Inside the Anding men, there lies Guozijian Street, or Imperial College Street, also known as Chengxian Street, or Sage Accomplishment Street. The Street is lined with locust trees, creating a shady and fragrant retreat amidst the hustle and bustle of city life. Beijing Temple of Confucius and the Imperial College Museum are tucked away at the easternmost part of this Street.
Beijing Temple of Confucius and the Imperial College Museum were initially built in the Yuan Dynasty, in strict accordance with the Chinese tradition which dictates that the temple should be on the "left" and the school or college on the "right". Beijing Temple of Confucius was used by emperors to pay their respects to Confucius. The Imperial College was the highest institute of learning in China's traditional educational system. Both of the complexes were aligned along a central axis, creating left-right symmetry, a hallmark of traditional Chinese architecture.
Covering an area of 22,000 square meters, Beijing Temple of Confucius is composed of three courts. From south to north along the central axis, noteworthy structures include the Gate of Late Masters, the Gate of Great Accomplishment, the Hall of Great Accomplishment and the Temple of Revered Sage.
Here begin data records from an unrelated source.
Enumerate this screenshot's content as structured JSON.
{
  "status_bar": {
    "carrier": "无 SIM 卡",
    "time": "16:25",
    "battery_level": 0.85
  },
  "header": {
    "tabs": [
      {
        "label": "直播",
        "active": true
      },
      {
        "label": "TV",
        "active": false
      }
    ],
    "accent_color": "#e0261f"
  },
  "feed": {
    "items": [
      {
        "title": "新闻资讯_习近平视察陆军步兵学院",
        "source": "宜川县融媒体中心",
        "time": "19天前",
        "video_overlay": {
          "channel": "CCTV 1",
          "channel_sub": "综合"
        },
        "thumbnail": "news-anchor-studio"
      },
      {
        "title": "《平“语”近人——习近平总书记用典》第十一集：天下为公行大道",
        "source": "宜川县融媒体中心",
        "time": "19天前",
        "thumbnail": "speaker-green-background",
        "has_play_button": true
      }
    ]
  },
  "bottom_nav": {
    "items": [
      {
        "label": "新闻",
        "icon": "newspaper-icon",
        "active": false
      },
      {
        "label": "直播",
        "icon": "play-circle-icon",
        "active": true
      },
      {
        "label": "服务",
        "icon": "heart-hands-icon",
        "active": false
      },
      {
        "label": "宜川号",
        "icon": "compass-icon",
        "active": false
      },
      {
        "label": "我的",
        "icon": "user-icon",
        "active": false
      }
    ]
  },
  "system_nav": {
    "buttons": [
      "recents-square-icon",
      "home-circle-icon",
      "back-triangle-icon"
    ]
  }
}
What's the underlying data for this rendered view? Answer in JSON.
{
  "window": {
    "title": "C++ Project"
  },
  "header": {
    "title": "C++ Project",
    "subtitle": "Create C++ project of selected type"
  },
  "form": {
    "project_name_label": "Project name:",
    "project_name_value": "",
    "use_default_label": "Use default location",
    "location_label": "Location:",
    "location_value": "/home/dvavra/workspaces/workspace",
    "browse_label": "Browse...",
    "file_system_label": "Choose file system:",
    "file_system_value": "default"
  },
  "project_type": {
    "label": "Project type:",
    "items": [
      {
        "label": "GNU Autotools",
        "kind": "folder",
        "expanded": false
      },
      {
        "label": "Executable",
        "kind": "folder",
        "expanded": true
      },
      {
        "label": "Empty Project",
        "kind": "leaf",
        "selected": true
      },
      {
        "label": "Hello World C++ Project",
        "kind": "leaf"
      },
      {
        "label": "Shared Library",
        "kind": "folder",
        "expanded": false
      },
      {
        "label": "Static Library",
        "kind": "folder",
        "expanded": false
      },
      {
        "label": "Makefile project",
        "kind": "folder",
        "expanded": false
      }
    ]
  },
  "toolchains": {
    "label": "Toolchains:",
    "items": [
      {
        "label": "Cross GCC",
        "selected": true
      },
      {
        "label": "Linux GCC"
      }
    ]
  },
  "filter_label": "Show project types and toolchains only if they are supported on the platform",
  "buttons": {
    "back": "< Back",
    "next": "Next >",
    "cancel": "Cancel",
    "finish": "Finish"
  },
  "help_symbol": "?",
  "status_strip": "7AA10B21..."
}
On either side of the courtyard, there are 198 stone tablets, inscribed with names, native places and ranks of 51,624 Jinshi (advanced scholars) of the Yuan, Ming and Qing dynasties, which are precious historical documents for the research of the imperial examination system of China. Outside the Gate of Great Accomplishment lies a stone drum made during the reign of the Emperor Qianlong and two related stone tablets. Major buildings of the middle court include eastern and western side rooms and 13 stone stele pavilions. The back yard is where the Temple of Revered Sage stood as an independent structure.
The Imperial College was the highest educational institution and administrative body during the Yuan, Ming and Qing dynasties. Also known as the Advanced Learning Institution, it was first built in 1287, and reconstructed and renovated on a large scale during Yongle reign of the Ming Dynasty. In the 48th year of Qianlong reign during the Qing dynasty, a complex was added, forming the present layout.
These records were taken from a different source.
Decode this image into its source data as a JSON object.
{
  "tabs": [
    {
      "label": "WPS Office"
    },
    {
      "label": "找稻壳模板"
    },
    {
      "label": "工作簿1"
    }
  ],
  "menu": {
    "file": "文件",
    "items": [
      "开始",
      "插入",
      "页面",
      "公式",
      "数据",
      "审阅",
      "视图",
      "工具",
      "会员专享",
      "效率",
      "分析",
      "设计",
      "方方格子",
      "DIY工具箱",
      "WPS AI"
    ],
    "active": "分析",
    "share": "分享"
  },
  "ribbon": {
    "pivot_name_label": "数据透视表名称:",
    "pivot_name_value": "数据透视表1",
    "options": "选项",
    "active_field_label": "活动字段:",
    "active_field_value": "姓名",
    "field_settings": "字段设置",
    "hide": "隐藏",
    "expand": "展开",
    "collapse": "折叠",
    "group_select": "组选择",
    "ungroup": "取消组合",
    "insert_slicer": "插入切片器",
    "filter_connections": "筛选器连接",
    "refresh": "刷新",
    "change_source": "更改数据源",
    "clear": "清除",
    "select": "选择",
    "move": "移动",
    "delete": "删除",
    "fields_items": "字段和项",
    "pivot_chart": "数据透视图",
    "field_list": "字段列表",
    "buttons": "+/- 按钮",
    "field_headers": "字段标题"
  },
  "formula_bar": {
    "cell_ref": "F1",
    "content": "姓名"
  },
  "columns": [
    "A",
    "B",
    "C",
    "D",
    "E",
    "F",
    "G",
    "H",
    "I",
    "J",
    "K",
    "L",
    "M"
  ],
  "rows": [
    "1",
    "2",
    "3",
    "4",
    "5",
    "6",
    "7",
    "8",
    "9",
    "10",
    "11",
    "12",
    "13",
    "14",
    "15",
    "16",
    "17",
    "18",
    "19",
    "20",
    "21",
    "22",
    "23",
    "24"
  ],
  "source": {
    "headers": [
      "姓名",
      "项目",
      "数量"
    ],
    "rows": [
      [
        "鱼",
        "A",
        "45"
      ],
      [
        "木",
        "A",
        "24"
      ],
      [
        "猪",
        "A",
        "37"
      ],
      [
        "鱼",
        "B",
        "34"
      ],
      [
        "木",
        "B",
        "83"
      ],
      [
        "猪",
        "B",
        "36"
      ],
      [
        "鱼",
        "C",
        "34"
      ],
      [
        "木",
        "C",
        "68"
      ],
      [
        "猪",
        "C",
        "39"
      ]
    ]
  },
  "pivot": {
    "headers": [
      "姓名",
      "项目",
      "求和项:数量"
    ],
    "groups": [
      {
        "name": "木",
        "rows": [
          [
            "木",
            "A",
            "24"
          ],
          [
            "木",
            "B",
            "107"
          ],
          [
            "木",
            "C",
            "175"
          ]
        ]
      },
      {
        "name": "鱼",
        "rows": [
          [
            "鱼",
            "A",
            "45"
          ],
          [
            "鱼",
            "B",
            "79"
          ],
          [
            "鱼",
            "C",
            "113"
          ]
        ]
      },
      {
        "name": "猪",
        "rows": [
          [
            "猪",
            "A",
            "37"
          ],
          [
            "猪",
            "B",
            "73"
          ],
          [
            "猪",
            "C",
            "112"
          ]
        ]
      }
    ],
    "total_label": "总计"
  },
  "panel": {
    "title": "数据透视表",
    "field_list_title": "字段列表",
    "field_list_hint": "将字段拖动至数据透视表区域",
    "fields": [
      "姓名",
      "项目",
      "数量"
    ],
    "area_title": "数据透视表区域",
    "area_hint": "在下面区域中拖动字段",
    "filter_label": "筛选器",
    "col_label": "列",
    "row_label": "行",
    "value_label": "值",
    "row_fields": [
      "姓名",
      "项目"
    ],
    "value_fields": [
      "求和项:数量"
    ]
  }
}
The whole complex of the Imperial College faces south, with a total building area of over 27,000 square meters, featuring a three-court layout. Along the central axis are the Gate of Converging Sages, the Gate of Advanced Learning, the Glazed Archway, the Hall of Classic, the Hall of Yi Ethics, and the Pavilion of Respecting Unity.
Students of the Imperial College were called "Jiansheng". The College not only received applicants from ethic groups in China, but also educated overseas students, thus playing a positive role in cultivating talents from all ethnic backgrounds and in promoting international communication.
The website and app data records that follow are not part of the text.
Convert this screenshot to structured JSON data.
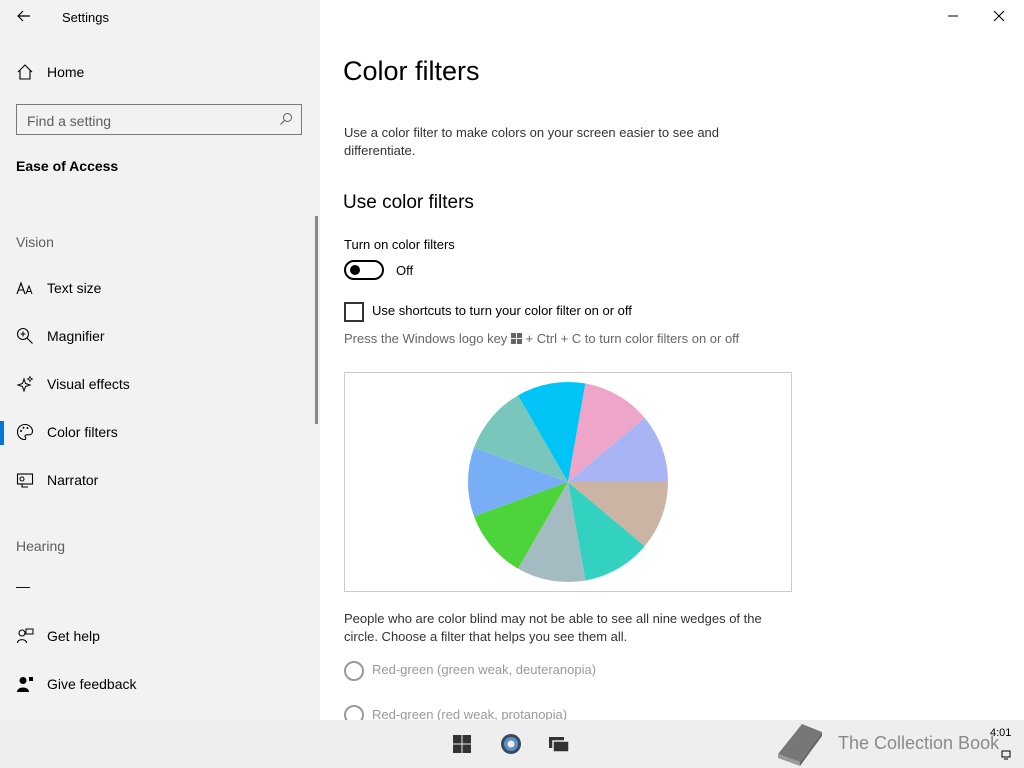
{
  "window": {
    "title": "Settings"
  },
  "sidebar": {
    "home": "Home",
    "search_placeholder": "Find a setting",
    "category": "Ease of Access",
    "vision_header": "Vision",
    "hearing_header": "Hearing",
    "hearing_item": "—",
    "items": [
      {
        "label": "Text size",
        "icon": "text-size-icon"
      },
      {
        "label": "Magnifier",
        "icon": "magnifier-icon"
      },
      {
        "label": "Visual effects",
        "icon": "visual-effects-icon"
      },
      {
        "label": "Color filters",
        "icon": "palette-icon",
        "selected": true
      },
      {
        "label": "Narrator",
        "icon": "narrator-icon"
      }
    ],
    "get_help": "Get help",
    "give_feedback": "Give feedback"
  },
  "main": {
    "title": "Color filters",
    "description": "Use a color filter to make colors on your screen easier to see and differentiate.",
    "section_title": "Use color filters",
    "toggle_label": "Turn on color filters",
    "toggle_state": "Off",
    "checkbox_label": "Use shortcuts to turn your color filter on or off",
    "shortcut_hint_prefix": "Press the Windows logo key",
    "shortcut_hint_suffix": "+ Ctrl + C to turn color filters on or off",
    "explanation": "People who are color blind may not be able to see all nine wedges of the circle. Choose a filter that helps you see them all.",
    "radio_options": [
      "Red-green (green weak, deuteranopia)",
      "Red-green (red weak, protanopia)"
    ],
    "wedge_colors": [
      "#a9b4f5",
      "#cbb4a3",
      "#33d1c0",
      "#a5bbc2",
      "#4dd43a",
      "#77aef5",
      "#78c6bc",
      "#00c4f5",
      "#eda6c9"
    ]
  },
  "taskbar": {
    "clock": "4:01",
    "watermark": "The Collection Book"
  },
  "colors": {
    "accent": "#0078d7",
    "sidebar_bg": "#f2f2f2",
    "taskbar_bg": "#eeeeee"
  }
}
Beijing Temple of Confucius and the Imperial College Museum have six permanent exhibitions, including Restoration Display of the Hall of Great Accomplishment, Exhibition on Great Confucius, Timeline of the Temple of Confucius that are staged in the Temple of Confucius, along with Restoration Display of the Hall of Classic, Exhibition on Original Look of the Imperial College, and Exhibition on Imperial Examination of Ancient China which are held inside the Imperial College.